Image credit: Steve McQueen Year 3 Workshop © Tate
The arts sector is known to be left leaning (to put it mildly), and recent years have also seen schools’ and teachers’ views hardened by cuts to funding and more aggressive approaches to assessment. But as the year comes to a close and the reality of five more years of a Conservative government settle in, it’s worth spending some time reading – actually READING, as opposed to just skimming, or reading what others have said on Twitter – the Conservative manifesto, and considering some of the opportunities it may offer. It is, after all, what people voted for. And it’s also a clear statement which will be used to hold the government to account.
First of all, it is encouraging to read a whole-hearted commitment to the importance of arts, sport and music in schools. The word ‘creative’ is in there too - a commitment to an arts premium at secondary school is very welcome. The challenge now will be to see how this is realised in a context where pressure on teacher retention, funding, exam results etc. remain as hard as ever (not withstanding some new investment in education). We will all have a role to play in making these commitments mean something, and in helping schools make the most of their freedoms to ensure opportunity is spread and not captured by a small number of excellent providers.
I will watch the review of the care system and childcare, and the promised investment in SEND and Youth Services (including NCS) closely to see how they can be utilised to help children and young people who are struggling. There is surely a chance here to restore equity. Though in a context where 4.1 million children live in relative poverty, will it be enough?
Perhaps the most invigorating part of the manifesto is a new approach to training, skills, and the prosperity of our towns. The need to tackle low skills and low pay and look at lifelong education through investment in our FE sector (a key part of the Augur review) is overdue. Brexit will require investment in high tech, future-focussed, globally relevant skills – not just for young people, but for everyone in the workforce.
And of course there is a promised party – the 2022 Festival of Great Britain and Northern Ireland (FOGBNI...?) – a national celebration that ‘will encourage our leading arts and cultural organisations, universities, research institutes and businesses to come together to inspire the next generation in British innovation and creativity.’

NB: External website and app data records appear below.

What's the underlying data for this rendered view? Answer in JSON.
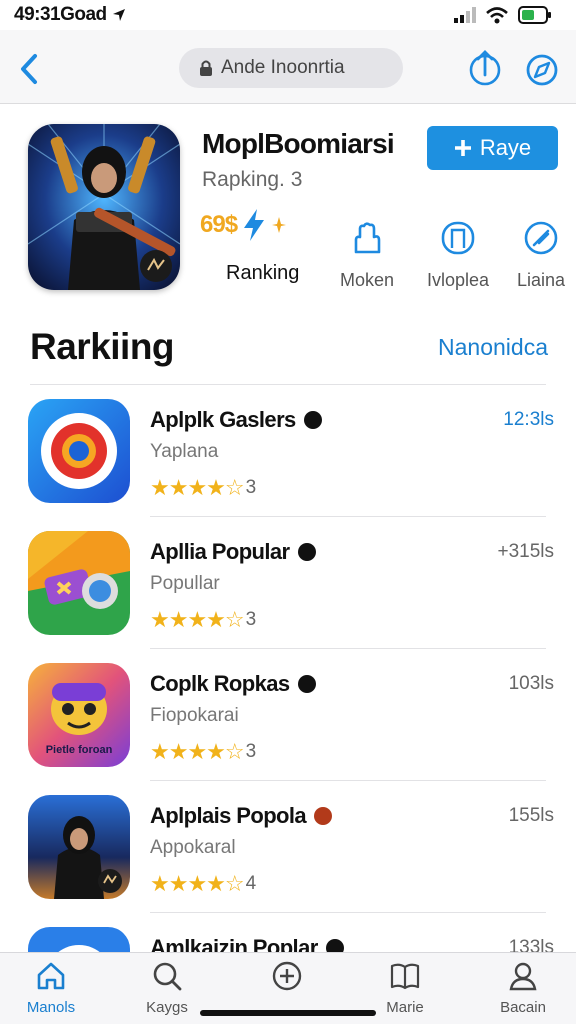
{
  "status": {
    "time": "49:31Goad"
  },
  "nav": {
    "url": "Ande Inoonrtia"
  },
  "hero": {
    "title": "MoplBoomiarsi",
    "subtitle": "Rapking. 3",
    "button_label": "Raye",
    "rating_value": "69$",
    "rating_label": "Ranking",
    "metrics": [
      {
        "label": "Moken",
        "icon": "hand-icon"
      },
      {
        "label": "Ivloplea",
        "icon": "bookmark-icon"
      },
      {
        "label": "Liaina",
        "icon": "compass-icon"
      }
    ]
  },
  "section": {
    "title": "Rarkiing",
    "link": "Nanonidca"
  },
  "apps": [
    {
      "name": "Aplplk Gaslers",
      "sub": "Yaplana",
      "stars": "★★★★☆",
      "count": "3",
      "size": "12:3ls",
      "size_color": "#1a7fcf"
    },
    {
      "name": "Apllia Popular",
      "sub": "Popullar",
      "stars": "★★★★☆",
      "count": "3",
      "size": "+315ls",
      "size_color": "#666666"
    },
    {
      "name": "Coplk Ropkas",
      "sub": "Fiopokarai",
      "stars": "★★★★☆",
      "count": "3",
      "size": "103ls",
      "size_color": "#666666",
      "icon_text": "Pietle foroan"
    },
    {
      "name": "Aplplais Popola",
      "sub": "Appokaral",
      "stars": "★★★★☆",
      "count": "4",
      "size": "155ls",
      "size_color": "#666666"
    },
    {
      "name": "Amlkaizin Poplar",
      "sub": "",
      "stars": "",
      "count": "",
      "size": "133ls",
      "size_color": "#666666"
    }
  ],
  "tabs": [
    {
      "label": "Manols",
      "icon": "home-icon",
      "active": true
    },
    {
      "label": "Kaygs",
      "icon": "search-icon",
      "active": false
    },
    {
      "label": "",
      "icon": "plus-circle-icon",
      "active": false
    },
    {
      "label": "Marie",
      "icon": "book-icon",
      "active": false
    },
    {
      "label": "Bacain",
      "icon": "person-icon",
      "active": false
    }
  ],
  "colors": {
    "accent": "#1e90e0",
    "star": "#f1b21a",
    "link": "#1a7fcf"
  }
}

When I was on the tube on Thursday, a 17-year-old girl stood up and addressed the carriage. She declared that although she could not vote (and that will still be the case with under this new government) she hoped we would, and she hoped that when we used our vote we would think about her future, and the future of all children and young people. In that spirit I will now start thinking about how to resist where resistance is needed, and how to collaborate where collaboration is right. In this way, I'm hoping we can all make the best decisions for the next generation.